━━ Supplied entries
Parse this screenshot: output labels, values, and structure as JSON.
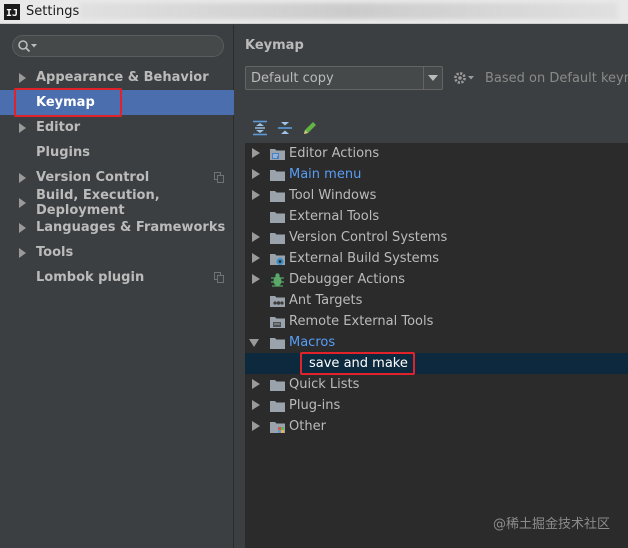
{
  "window": {
    "title": "Settings",
    "app_icon_text": "IJ"
  },
  "search": {
    "value": "",
    "icon": "search-icon"
  },
  "sidebar": {
    "items": [
      {
        "label": "Appearance & Behavior",
        "expandable": true,
        "copy_icon": false,
        "selected": false
      },
      {
        "label": "Keymap",
        "expandable": false,
        "copy_icon": false,
        "selected": true
      },
      {
        "label": "Editor",
        "expandable": true,
        "copy_icon": false,
        "selected": false
      },
      {
        "label": "Plugins",
        "expandable": false,
        "copy_icon": false,
        "selected": false
      },
      {
        "label": "Version Control",
        "expandable": true,
        "copy_icon": true,
        "selected": false
      },
      {
        "label": "Build, Execution, Deployment",
        "expandable": true,
        "copy_icon": false,
        "selected": false
      },
      {
        "label": "Languages & Frameworks",
        "expandable": true,
        "copy_icon": false,
        "selected": false
      },
      {
        "label": "Tools",
        "expandable": true,
        "copy_icon": false,
        "selected": false
      },
      {
        "label": "Lombok plugin",
        "expandable": false,
        "copy_icon": true,
        "selected": false
      }
    ]
  },
  "main": {
    "heading": "Keymap",
    "keymap_select": {
      "value": "Default copy"
    },
    "based_on": "Based on Default keyma",
    "toolbar": [
      {
        "icon": "expand-all-icon"
      },
      {
        "icon": "collapse-all-icon"
      },
      {
        "icon": "edit-pencil-icon"
      }
    ],
    "tree": [
      {
        "label": "Editor Actions",
        "arrow": "closed",
        "icon": "editor-actions-folder-icon",
        "blue": false,
        "level": 0
      },
      {
        "label": "Main menu",
        "arrow": "closed",
        "icon": "folder-icon",
        "blue": true,
        "level": 0
      },
      {
        "label": "Tool Windows",
        "arrow": "closed",
        "icon": "folder-icon",
        "blue": false,
        "level": 0
      },
      {
        "label": "External Tools",
        "arrow": "none",
        "icon": "folder-icon",
        "blue": false,
        "level": 0
      },
      {
        "label": "Version Control Systems",
        "arrow": "closed",
        "icon": "folder-icon",
        "blue": false,
        "level": 0
      },
      {
        "label": "External Build Systems",
        "arrow": "closed",
        "icon": "external-build-folder-icon",
        "blue": false,
        "level": 0
      },
      {
        "label": "Debugger Actions",
        "arrow": "closed",
        "icon": "debugger-bug-icon",
        "blue": false,
        "level": 0
      },
      {
        "label": "Ant Targets",
        "arrow": "none",
        "icon": "ant-targets-folder-icon",
        "blue": false,
        "level": 0
      },
      {
        "label": "Remote External Tools",
        "arrow": "none",
        "icon": "remote-tools-folder-icon",
        "blue": false,
        "level": 0
      },
      {
        "label": "Macros",
        "arrow": "open",
        "icon": "folder-icon",
        "blue": true,
        "level": 0
      },
      {
        "label": "save and make",
        "arrow": "none",
        "icon": "",
        "blue": false,
        "level": 1,
        "selected": true
      },
      {
        "label": "Quick Lists",
        "arrow": "closed",
        "icon": "folder-icon",
        "blue": false,
        "level": 0
      },
      {
        "label": "Plug-ins",
        "arrow": "closed",
        "icon": "folder-icon",
        "blue": false,
        "level": 0
      },
      {
        "label": "Other",
        "arrow": "closed",
        "icon": "other-folder-icon",
        "blue": false,
        "level": 0
      }
    ]
  },
  "colors": {
    "selection_blue": "#4b6eaf",
    "tree_selection": "#0d293e",
    "highlight_red": "#e0232b",
    "link_blue": "#589df6"
  },
  "watermark": "@稀土掘金技术社区"
}
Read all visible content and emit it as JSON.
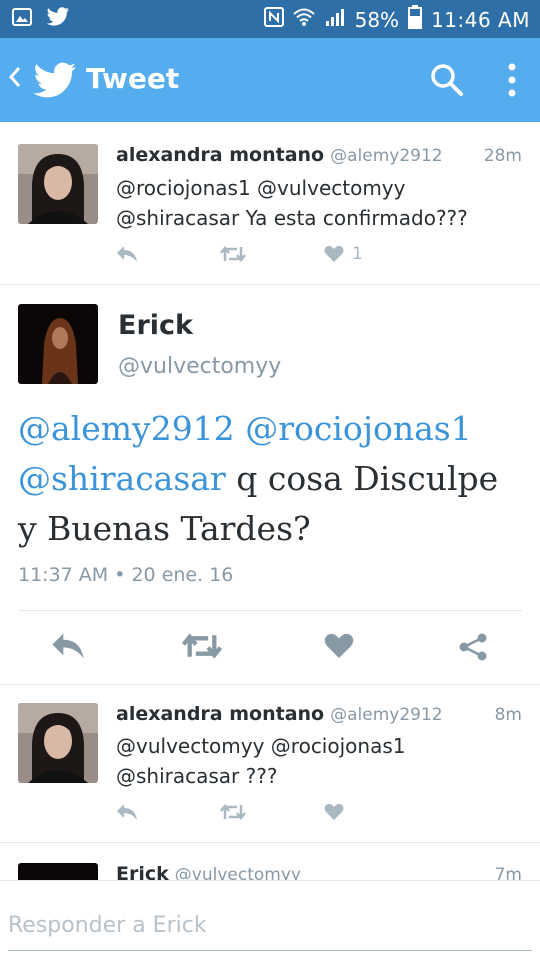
{
  "status_bar": {
    "battery_percent": "58%",
    "time": "11:46 AM"
  },
  "app_bar": {
    "title": "Tweet"
  },
  "reply_above": {
    "name": "alexandra montano",
    "handle": "@alemy2912",
    "time": "28m",
    "text_line1": "@rociojonas1 @vulvectomyy",
    "text_line2": "@shiracasar Ya esta confirmado???",
    "like_count": "1"
  },
  "main_tweet": {
    "name": "Erick",
    "handle": "@vulvectomyy",
    "mention1": "@alemy2912",
    "mention2": "@rociojonas1",
    "mention3": "@shiracasar",
    "text_rest1": " q cosa Disculpe",
    "text_rest2": "y Buenas Tardes?",
    "timestamp": "11:37 AM • 20 ene. 16"
  },
  "reply_below": {
    "name": "alexandra montano",
    "handle": "@alemy2912",
    "time": "8m",
    "text_line1": "@vulvectomyy @rociojonas1",
    "text_line2": "@shiracasar ???"
  },
  "reply_partial": {
    "name": "Erick",
    "handle": "@vulvectomyy",
    "time": "7m"
  },
  "composer": {
    "placeholder": "Responder a Erick"
  },
  "colors": {
    "status_bar": "#2f6fa8",
    "app_bar": "#55acee",
    "mention": "#3b94d9",
    "muted": "#8899a6",
    "icon": "#8899a6"
  }
}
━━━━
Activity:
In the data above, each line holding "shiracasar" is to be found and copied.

Output of the exercise:
    "text_line2": "@shiracasar Ya esta confirmado???",
    "mention3": "@shiracasar",
    "text_line2": "@shiracasar ???"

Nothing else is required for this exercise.